A bill to fund benefits for responders to the September 11, attack was defeated. Like a lot of things about that terrible day, it has become political football.
A Philosopher’s Blog.
For the past decade, 9/11 has been invoked time and time again by the Republicans whenever they wished to start a war, restrict liberty, expand interrogation techniques or silence critics. As such, you would think that they would have voted in favor of a bill intended to provide treatment and compensation to those harmed by that attack.
However, the bill was defeated with 256 (12 Republicans) votes for it and 159 (155 Republicans) against. That is not a typo: the vote was 256 to 159. The reason it did not pass was because the Democrats had decided to use a procedure that required much more than a simple majority. More on this later.
One reason for the Republican opposition was the view that the $7.4 program would be an “entitlement program.”
While it seems likely that some of the money will be misused (after all, 95% of the money sent to rebuild Iraq is unaccounted for), providing medical support and compensation for those harmed in the 9/11 attack does not seem to be mere entitlement. After all, these people are victims of an enemy attack.
Another perspective is here:
As I understand it this bill was not supported by Republicans for a number of reason. You’ll find these discussed in the talk radio segment with Steve Mazlberg, Sean Hannity and Rush Limbaugh.
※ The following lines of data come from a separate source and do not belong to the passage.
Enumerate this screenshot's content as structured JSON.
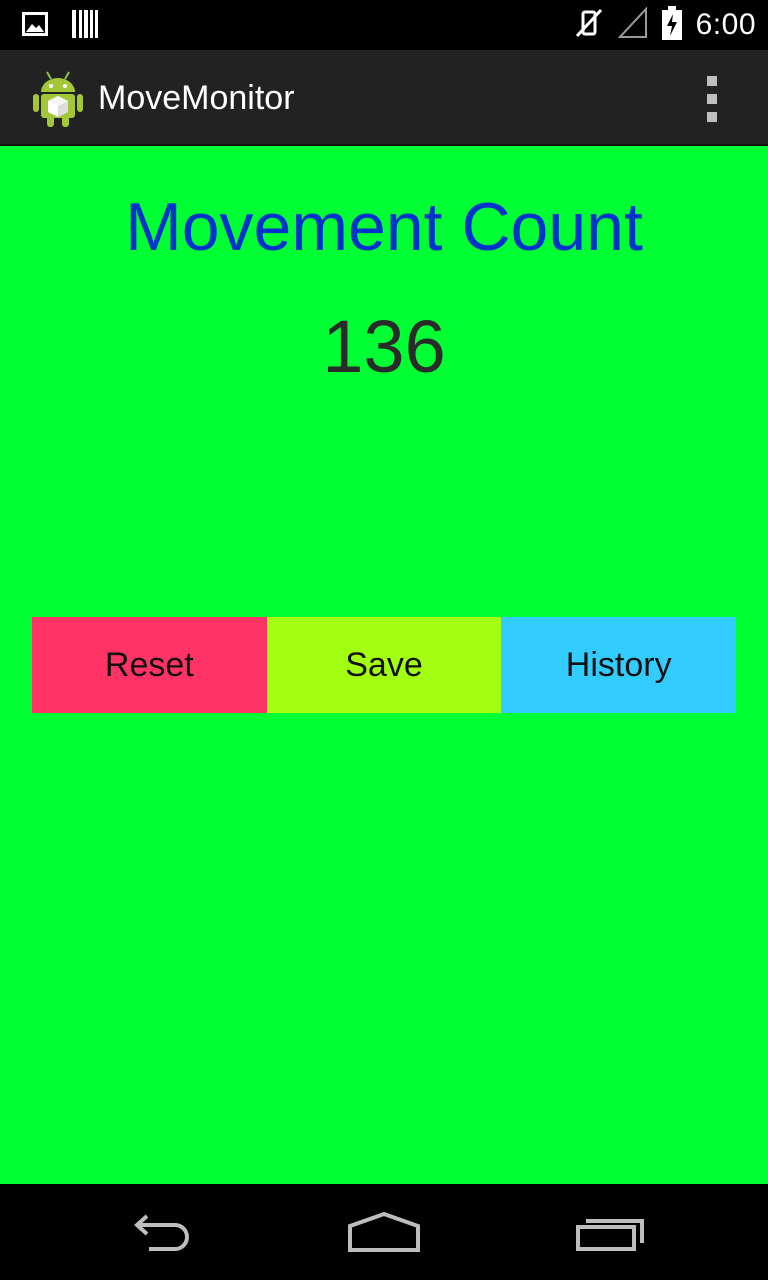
{
  "status_bar": {
    "time": "6:00",
    "icons": [
      "gallery-notification-icon",
      "barcode-notification-icon",
      "vibrate-off-icon",
      "signal-icon",
      "battery-charging-icon"
    ]
  },
  "action_bar": {
    "title": "MoveMonitor",
    "app_icon": "android-robot-icon",
    "overflow_icon": "overflow-menu-icon"
  },
  "main": {
    "heading": "Movement Count",
    "count": "136",
    "buttons": [
      {
        "label": "Reset",
        "color": "#ff3366"
      },
      {
        "label": "Save",
        "color": "#a3ff11"
      },
      {
        "label": "History",
        "color": "#33ccff"
      }
    ]
  },
  "nav_bar": {
    "icons": [
      "back-icon",
      "home-icon",
      "recent-apps-icon"
    ]
  },
  "colors": {
    "background": "#00ff33",
    "heading": "#0033cc",
    "action_bar": "#222222"
  }
}
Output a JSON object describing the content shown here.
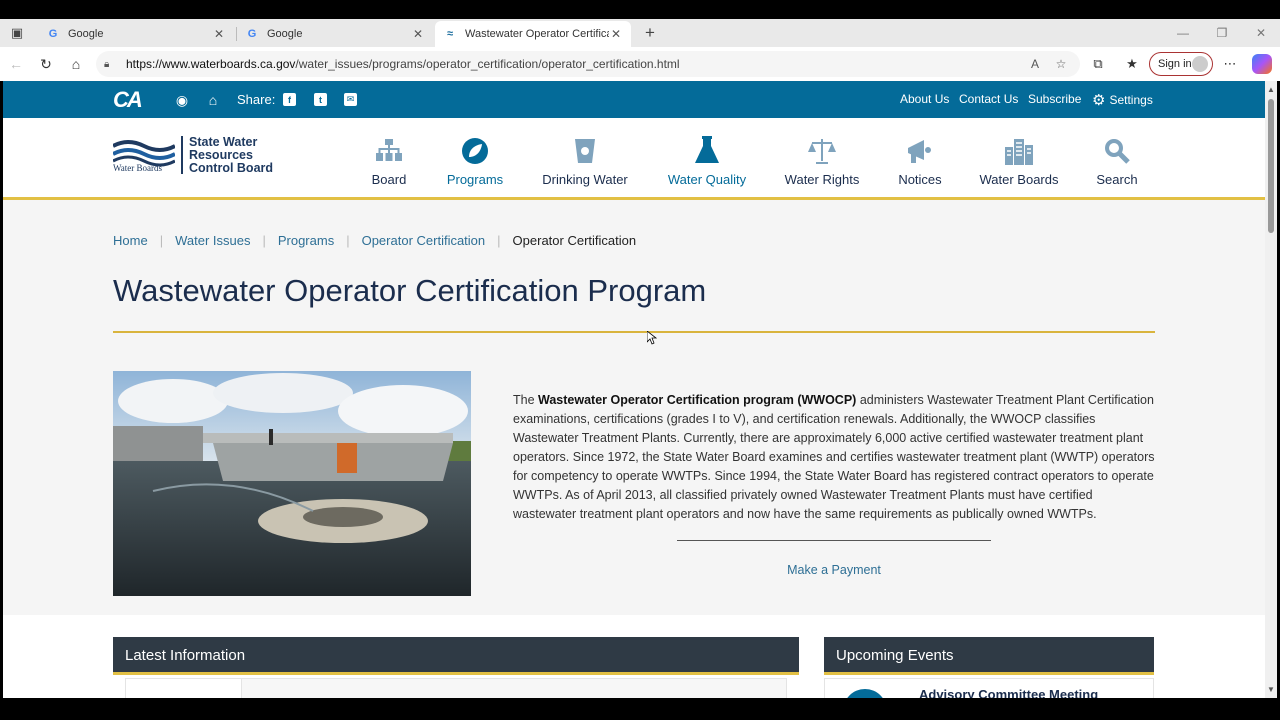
{
  "browser": {
    "tabs": [
      {
        "title": "Google",
        "favicon": "google-icon",
        "active": false
      },
      {
        "title": "Google",
        "favicon": "google-icon",
        "active": false
      },
      {
        "title": "Wastewater Operator Certification",
        "favicon": "water-boards-icon",
        "active": true
      }
    ],
    "url_domain": "https://www.waterboards.ca.gov",
    "url_path": "/water_issues/programs/operator_certification/operator_certification.html",
    "signin_label": "Sign in"
  },
  "utility": {
    "share_label": "Share:",
    "links": [
      "About Us",
      "Contact Us",
      "Subscribe"
    ],
    "settings_label": "Settings"
  },
  "header": {
    "logo_small": "CALIFORNIA",
    "logo_small2": "Water Boards",
    "logo_name": [
      "State Water",
      "Resources",
      "Control Board"
    ],
    "nav": [
      {
        "label": "Board",
        "icon": "org-chart-icon",
        "color": "#7fa3bd"
      },
      {
        "label": "Programs",
        "icon": "leaf-icon",
        "color": "#046b99"
      },
      {
        "label": "Drinking Water",
        "icon": "glass-icon",
        "color": "#7fa3bd"
      },
      {
        "label": "Water Quality",
        "icon": "flask-icon",
        "color": "#046b99"
      },
      {
        "label": "Water Rights",
        "icon": "scales-icon",
        "color": "#7fa3bd"
      },
      {
        "label": "Notices",
        "icon": "megaphone-icon",
        "color": "#7fa3bd"
      },
      {
        "label": "Water Boards",
        "icon": "buildings-icon",
        "color": "#7fa3bd"
      },
      {
        "label": "Search",
        "icon": "search-icon",
        "color": "#7fa3bd"
      }
    ]
  },
  "breadcrumb": {
    "items": [
      "Home",
      "Water Issues",
      "Programs",
      "Operator Certification"
    ],
    "current": "Operator Certification"
  },
  "page": {
    "title": "Wastewater Operator Certification Program",
    "intro_prefix": "The ",
    "intro_bold": "Wastewater Operator Certification program (WWOCP)",
    "intro_rest": " administers Wastewater Treatment Plant Certification examinations, certifications (grades I to V), and certification renewals. Additionally, the WWOCP classifies Wastewater Treatment Plants. Currently, there are approximately 6,000 active certified wastewater treatment plant operators. Since 1972, the State Water Board examines and certifies wastewater treatment plant (WWTP) operators for competency to operate WWTPs. Since 1994, the State Water Board has registered contract operators to operate WWTPs. As of April 2013, all classified privately owned Wastewater Treatment Plants must have certified wastewater treatment plant operators and now have the same requirements as publically owned WWTPs.",
    "payment_link": "Make a Payment"
  },
  "panels": {
    "latest": "Latest Information",
    "events": "Upcoming Events",
    "event_title": "Advisory Committee Meeting"
  },
  "colors": {
    "brand_blue": "#046b99",
    "gold": "#e2c044",
    "dark_navy": "#1b2d4d"
  }
}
1. The bill would allow benefits for illegal immigrants per Malzberg, but there is also piece where Rush Limbaugh says, but seems unsure, that a immigration reform was being linked to the 9/11 bill to get it through.
2. The money could be wasted
3. The money would come from tax changes that might reduce jobs for American hired by foreign corporations.
The facts seem a little unclear to me on these points, especially the first.
If bill was defeated to deprive illegals of benefits with respect to it. That seems wrong to me. Even if someone is in the US illegally, but suffers from this terrorist attack through no fault of their own, why shouldn’t they be helped as the other victims are? Mr. Malzberg apparently doesn’t agree with and asserts most Americans would not.
If a another major immigration policy change was being bundled with the bill and that is why it was defeated, then I’d say the bill should be defeater. But Mr. Limbaugh didn’t seem to be sure about this. You’d think with a staff and given that he was going to discuss this on the air he would have known.
Unless the immigration issue is made clear to me, I can’t see opposing this bill on those grounds.
On point two that the money, or at least some of it, will be wasted – or the benefit of the victims I think we should take that risk.
Point three may have something to it, but any government program comes from taxes. This doesn’t seem like a reason to defeat something so worthy.
It seems like this should have passed, and it is a shame it didn’t.
A final point is that if you listen to the Sean Hannity piece, he spends a lot of time berating a congressman for not reading this bill before voting on it. That seems like as phony an issue as I could imagine. Executives in businesses, do not read line by line every document they sign. They often have staff to read and summarize and look for issues of concern, and based on the findings of their staff they sign. Some Congressmen are lazy jerks I’m sure, but claiming they should, or could read every bills from front to back is a fake and impractical standard.